 That’s part of why the initial Brexit losses on the stock market have been clawed back – there is still some expectation that we may end up with a more diluted version of a Leave vote than the version offered by Vote Leave. Within the Treasury, the expectation is that the initial “Brexit shock” has been pushed back until the last quarter of the year, when the election of a new Conservative leader will give markets an idea of what to expect.  

Michael Gove, who kicked off his surprise bid today, is running as the “full-fat” version offered by Vote Leave: exit from not just the European Union but from the single market, a cash bounty for Britain’s public services, more investment in science and education. Make Britain great again!

Although my reading of the Conservative parliamentary party is that Gove’s chances of getting to the top two are receding, with Andrea Leadsom the likely beneficiary. She, too, will offer something close to the unadulterated version of exit that Gove is running on. That is the version that is making officials in Whitehall and the Bank of England most nervous, as they expect it means exit on World Trade Organisation terms, followed by lengthy and severe recession.

Elsewhere, both Stephen Crabb and Theresa May, who supported a Remain vote, have kicked off their campaigns with a promise that “Brexit means Brexit” in the words of May, while Crabb has conceded that, in his view, the Leave vote means that Britain will have to take more control of its borders as part of any exit deal. May has made retaining Britain’s single market access a priority, Crabb has not.

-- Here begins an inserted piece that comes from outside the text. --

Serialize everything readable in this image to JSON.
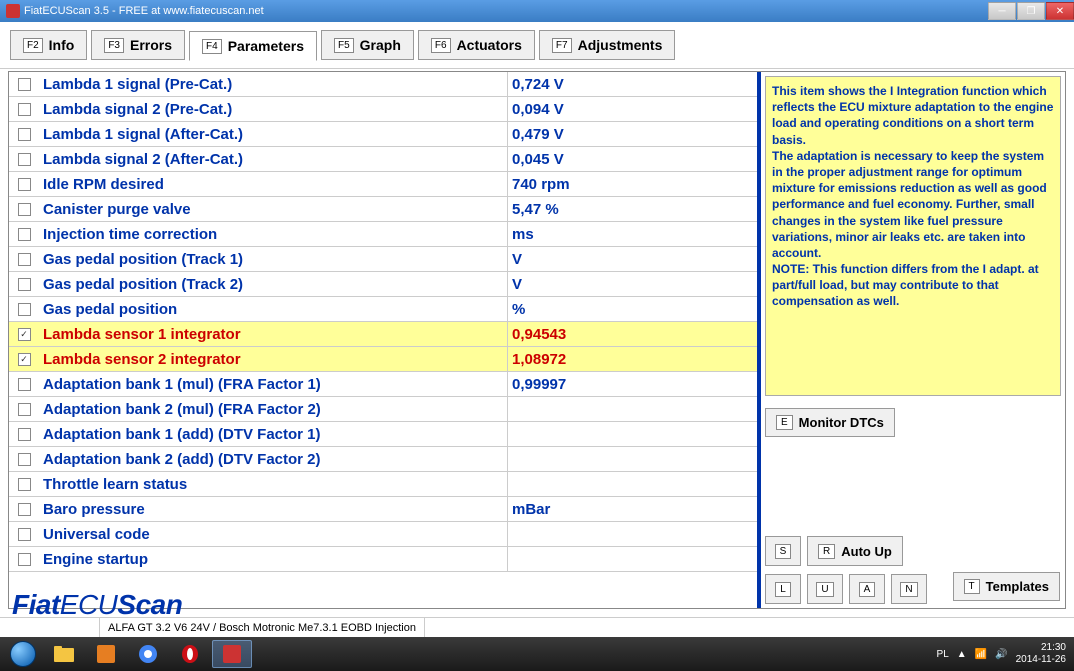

On the Labour side, John McDonnell has set out his red lines in a Brexit negotiation, and again remaining in the single market is a red line, alongside access to the European Investment Bank, and the maintenance of “social Europe”. But he, too, has stated that Brexit means the “end of free movement”.

My reading – and indeed the reading within McDonnell’s circle – is that it is the loyalists who are likely to emerge victorious in Labour’s power struggle, although it could yet be under a different leader. (Serious figures in that camp are thinking about whether Clive Lewis might be the solution to the party’s woes.) Even if they don’t, the rebels’ alternate is likely either to be drawn from the party’s Brownite tendency or to have that faction acting as its guarantors, making an end to free movement a near-certainty on the Labour side.

Why does that matter? Well, the emerging consensus on Whitehall is that, provided you were willing to sacrifice the bulk of Britain’s financial services to Frankfurt and Paris, there is a deal to be struck in which Britain remains subject to only three of the four freedoms – free movement of goods, services, capital and people – but retains access to the single market. 

That means that what Brexit actually looks like remains a matter of conjecture, a subject of considerable consternation for British officials. For staff at the Bank of England,  who have to make a judgement call in their August inflation report as to what the impact of an out vote will be. The Office of Budget Responsibility expects that it will be heavily led by the Bank. Britain's short-term economic future will be driven not by elected politicians but by polls of the Conservative membership. A tense few months await. 

Stephen Bush is special correspondent at the New Statesman. He usually writes about politics.